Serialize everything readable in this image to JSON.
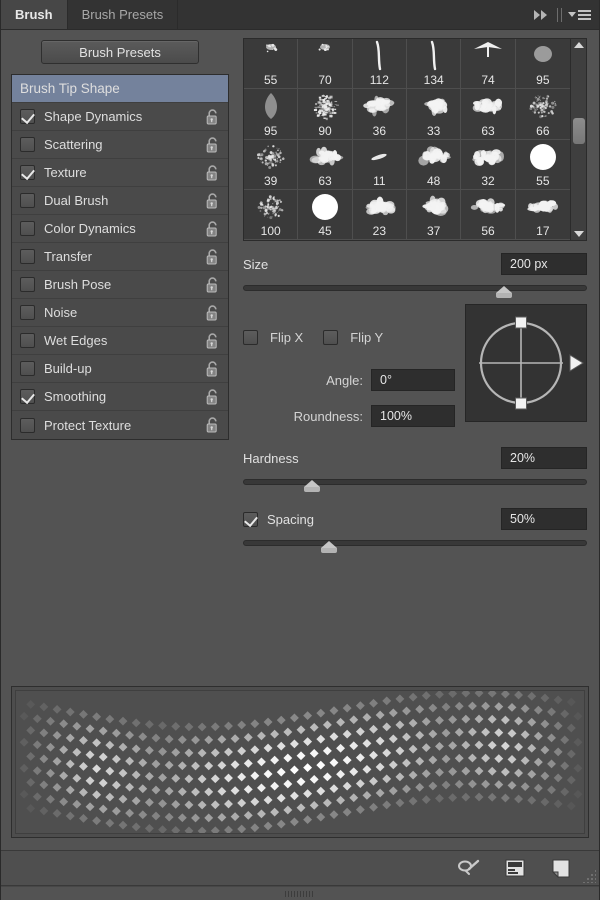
{
  "window": {
    "title": "Brush"
  },
  "tabs": [
    {
      "label": "Brush",
      "active": true
    },
    {
      "label": "Brush Presets",
      "active": false
    }
  ],
  "header_controls": {
    "collapse_icon": "double-chevron-right-icon",
    "menu_icon": "panel-menu-icon"
  },
  "sidebar": {
    "presets_button": "Brush Presets",
    "items": [
      {
        "label": "Brush Tip Shape",
        "selected": true,
        "checkbox": false,
        "checked": false,
        "lock": false
      },
      {
        "label": "Shape Dynamics",
        "selected": false,
        "checkbox": true,
        "checked": true,
        "lock": true
      },
      {
        "label": "Scattering",
        "selected": false,
        "checkbox": true,
        "checked": false,
        "lock": true
      },
      {
        "label": "Texture",
        "selected": false,
        "checkbox": true,
        "checked": true,
        "lock": true
      },
      {
        "label": "Dual Brush",
        "selected": false,
        "checkbox": true,
        "checked": false,
        "lock": true
      },
      {
        "label": "Color Dynamics",
        "selected": false,
        "checkbox": true,
        "checked": false,
        "lock": true
      },
      {
        "label": "Transfer",
        "selected": false,
        "checkbox": true,
        "checked": false,
        "lock": true
      },
      {
        "label": "Brush Pose",
        "selected": false,
        "checkbox": true,
        "checked": false,
        "lock": true
      },
      {
        "label": "Noise",
        "selected": false,
        "checkbox": true,
        "checked": false,
        "lock": true
      },
      {
        "label": "Wet Edges",
        "selected": false,
        "checkbox": true,
        "checked": false,
        "lock": true
      },
      {
        "label": "Build-up",
        "selected": false,
        "checkbox": true,
        "checked": false,
        "lock": true
      },
      {
        "label": "Smoothing",
        "selected": false,
        "checkbox": true,
        "checked": true,
        "lock": true
      },
      {
        "label": "Protect Texture",
        "selected": false,
        "checkbox": true,
        "checked": false,
        "lock": true
      }
    ]
  },
  "brush_grid": {
    "columns": 6,
    "rows": 4,
    "scrollbar": {
      "up_arrow": "scroll-up-arrow",
      "down_arrow": "scroll-down-arrow",
      "thumb_position_pct": 38
    },
    "presets": [
      {
        "size": "55",
        "shape": "spatter-small"
      },
      {
        "size": "70",
        "shape": "spatter-small"
      },
      {
        "size": "112",
        "shape": "stroke-thin"
      },
      {
        "size": "134",
        "shape": "stroke-thin"
      },
      {
        "size": "74",
        "shape": "fan-stroke"
      },
      {
        "size": "95",
        "shape": "soft-blob"
      },
      {
        "size": "95",
        "shape": "leaf"
      },
      {
        "size": "90",
        "shape": "rough-round"
      },
      {
        "size": "36",
        "shape": "chalk-clump"
      },
      {
        "size": "33",
        "shape": "chalk-clump"
      },
      {
        "size": "63",
        "shape": "chalk-clump"
      },
      {
        "size": "66",
        "shape": "speckle-scatter"
      },
      {
        "size": "39",
        "shape": "speckle-scatter"
      },
      {
        "size": "63",
        "shape": "chalk-clump"
      },
      {
        "size": "11",
        "shape": "stroke-tiny"
      },
      {
        "size": "48",
        "shape": "chalk-clump"
      },
      {
        "size": "32",
        "shape": "chalk-clump"
      },
      {
        "size": "55",
        "shape": "hard-round"
      },
      {
        "size": "100",
        "shape": "speckle-scatter"
      },
      {
        "size": "45",
        "shape": "hard-round"
      },
      {
        "size": "23",
        "shape": "chalk-clump"
      },
      {
        "size": "37",
        "shape": "chalk-clump"
      },
      {
        "size": "56",
        "shape": "chalk-clump"
      },
      {
        "size": "17",
        "shape": "chalk-clump"
      }
    ]
  },
  "controls": {
    "size": {
      "label": "Size",
      "value": "200 px",
      "slider_pct": 76
    },
    "flip_x": {
      "label": "Flip X",
      "checked": false
    },
    "flip_y": {
      "label": "Flip Y",
      "checked": false
    },
    "angle": {
      "label": "Angle:",
      "value": "0°"
    },
    "roundness": {
      "label": "Roundness:",
      "value": "100%"
    },
    "hardness": {
      "label": "Hardness",
      "value": "20%",
      "slider_pct": 20
    },
    "spacing": {
      "label": "Spacing",
      "value": "50%",
      "slider_pct": 25,
      "checked": true
    },
    "angle_widget": {
      "name": "angle-roundness-dial",
      "handle_top": "dial-handle-top",
      "handle_bottom": "dial-handle-bottom",
      "arrow": "dial-direction-arrow"
    }
  },
  "preview": {
    "name": "brush-stroke-preview",
    "description": "dotted stipple wave stroke"
  },
  "bottom_bar": {
    "icons": [
      {
        "name": "toggle-brush-settings-icon"
      },
      {
        "name": "open-preset-manager-icon"
      },
      {
        "name": "create-new-brush-icon"
      }
    ],
    "resize_grip": "panel-resize-grip",
    "drag_grip": "panel-drag-grip"
  },
  "colors": {
    "panel_bg": "#535353",
    "list_bg": "#4a4a4a",
    "selected_row": "#74829c",
    "field_bg": "#2e2e2e",
    "tab_active": "#474747",
    "tab_inactive": "#333333"
  }
}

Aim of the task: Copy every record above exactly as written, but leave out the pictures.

Solution to the exercise:
Serialize everything readable in this image to JSON.
{
  "window": {
    "title": "Brush"
  },
  "tabs": [
    {
      "label": "Brush",
      "active": true
    },
    {
      "label": "Brush Presets",
      "active": false
    }
  ],
  "header_controls": {
    "collapse_icon": "double-chevron-right-icon",
    "menu_icon": "panel-menu-icon"
  },
  "sidebar": {
    "presets_button": "Brush Presets",
    "items": [
      {
        "label": "Brush Tip Shape",
        "selected": true,
        "checkbox": false,
        "checked": false,
        "lock": false
      },
      {
        "label": "Shape Dynamics",
        "selected": false,
        "checkbox": true,
        "checked": true,
        "lock": true
      },
      {
        "label": "Scattering",
        "selected": false,
        "checkbox": true,
        "checked": false,
        "lock": true
      },
      {
        "label": "Texture",
        "selected": false,
        "checkbox": true,
        "checked": true,
        "lock": true
      },
      {
        "label": "Dual Brush",
        "selected": false,
        "checkbox": true,
        "checked": false,
        "lock": true
      },
      {
        "label": "Color Dynamics",
        "selected": false,
        "checkbox": true,
        "checked": false,
        "lock": true
      },
      {
        "label": "Transfer",
        "selected": false,
        "checkbox": true,
        "checked": false,
        "lock": true
      },
      {
        "label": "Brush Pose",
        "selected": false,
        "checkbox": true,
        "checked": false,
        "lock": true
      },
      {
        "label": "Noise",
        "selected": false,
        "checkbox": true,
        "checked": false,
        "lock": true
      },
      {
        "label": "Wet Edges",
        "selected": false,
        "checkbox": true,
        "checked": false,
        "lock": true
      },
      {
        "label": "Build-up",
        "selected": false,
        "checkbox": true,
        "checked": false,
        "lock": true
      },
      {
        "label": "Smoothing",
        "selected": false,
        "checkbox": true,
        "checked": true,
        "lock": true
      },
      {
        "label": "Protect Texture",
        "selected": false,
        "checkbox": true,
        "checked": false,
        "lock": true
      }
    ]
  },
  "brush_grid": {
    "columns": 6,
    "rows": 4,
    "scrollbar": {
      "up_arrow": "scroll-up-arrow",
      "down_arrow": "scroll-down-arrow",
      "thumb_position_pct": 38
    },
    "presets": [
      {
        "size": "55",
        "shape": "spatter-small"
      },
      {
        "size": "70",
        "shape": "spatter-small"
      },
      {
        "size": "112",
        "shape": "stroke-thin"
      },
      {
        "size": "134",
        "shape": "stroke-thin"
      },
      {
        "size": "74",
        "shape": "fan-stroke"
      },
      {
        "size": "95",
        "shape": "soft-blob"
      },
      {
        "size": "95",
        "shape": "leaf"
      },
      {
        "size": "90",
        "shape": "rough-round"
      },
      {
        "size": "36",
        "shape": "chalk-clump"
      },
      {
        "size": "33",
        "shape": "chalk-clump"
      },
      {
        "size": "63",
        "shape": "chalk-clump"
      },
      {
        "size": "66",
        "shape": "speckle-scatter"
      },
      {
        "size": "39",
        "shape": "speckle-scatter"
      },
      {
        "size": "63",
        "shape": "chalk-clump"
      },
      {
        "size": "11",
        "shape": "stroke-tiny"
      },
      {
        "size": "48",
        "shape": "chalk-clump"
      },
      {
        "size": "32",
        "shape": "chalk-clump"
      },
      {
        "size": "55",
        "shape": "hard-round"
      },
      {
        "size": "100",
        "shape": "speckle-scatter"
      },
      {
        "size": "45",
        "shape": "hard-round"
      },
      {
        "size": "23",
        "shape": "chalk-clump"
      },
      {
        "size": "37",
        "shape": "chalk-clump"
      },
      {
        "size": "56",
        "shape": "chalk-clump"
      },
      {
        "size": "17",
        "shape": "chalk-clump"
      }
    ]
  },
  "controls": {
    "size": {
      "label": "Size",
      "value": "200 px",
      "slider_pct": 76
    },
    "flip_x": {
      "label": "Flip X",
      "checked": false
    },
    "flip_y": {
      "label": "Flip Y",
      "checked": false
    },
    "angle": {
      "label": "Angle:",
      "value": "0°"
    },
    "roundness": {
      "label": "Roundness:",
      "value": "100%"
    },
    "hardness": {
      "label": "Hardness",
      "value": "20%",
      "slider_pct": 20
    },
    "spacing": {
      "label": "Spacing",
      "value": "50%",
      "slider_pct": 25,
      "checked": true
    },
    "angle_widget": {
      "name": "angle-roundness-dial",
      "handle_top": "dial-handle-top",
      "handle_bottom": "dial-handle-bottom",
      "arrow": "dial-direction-arrow"
    }
  },
  "preview": {
    "name": "brush-stroke-preview",
    "description": "dotted stipple wave stroke"
  },
  "bottom_bar": {
    "icons": [
      {
        "name": "toggle-brush-settings-icon"
      },
      {
        "name": "open-preset-manager-icon"
      },
      {
        "name": "create-new-brush-icon"
      }
    ],
    "resize_grip": "panel-resize-grip",
    "drag_grip": "panel-drag-grip"
  },
  "colors": {
    "panel_bg": "#535353",
    "list_bg": "#4a4a4a",
    "selected_row": "#74829c",
    "field_bg": "#2e2e2e",
    "tab_active": "#474747",
    "tab_inactive": "#333333"
  }
}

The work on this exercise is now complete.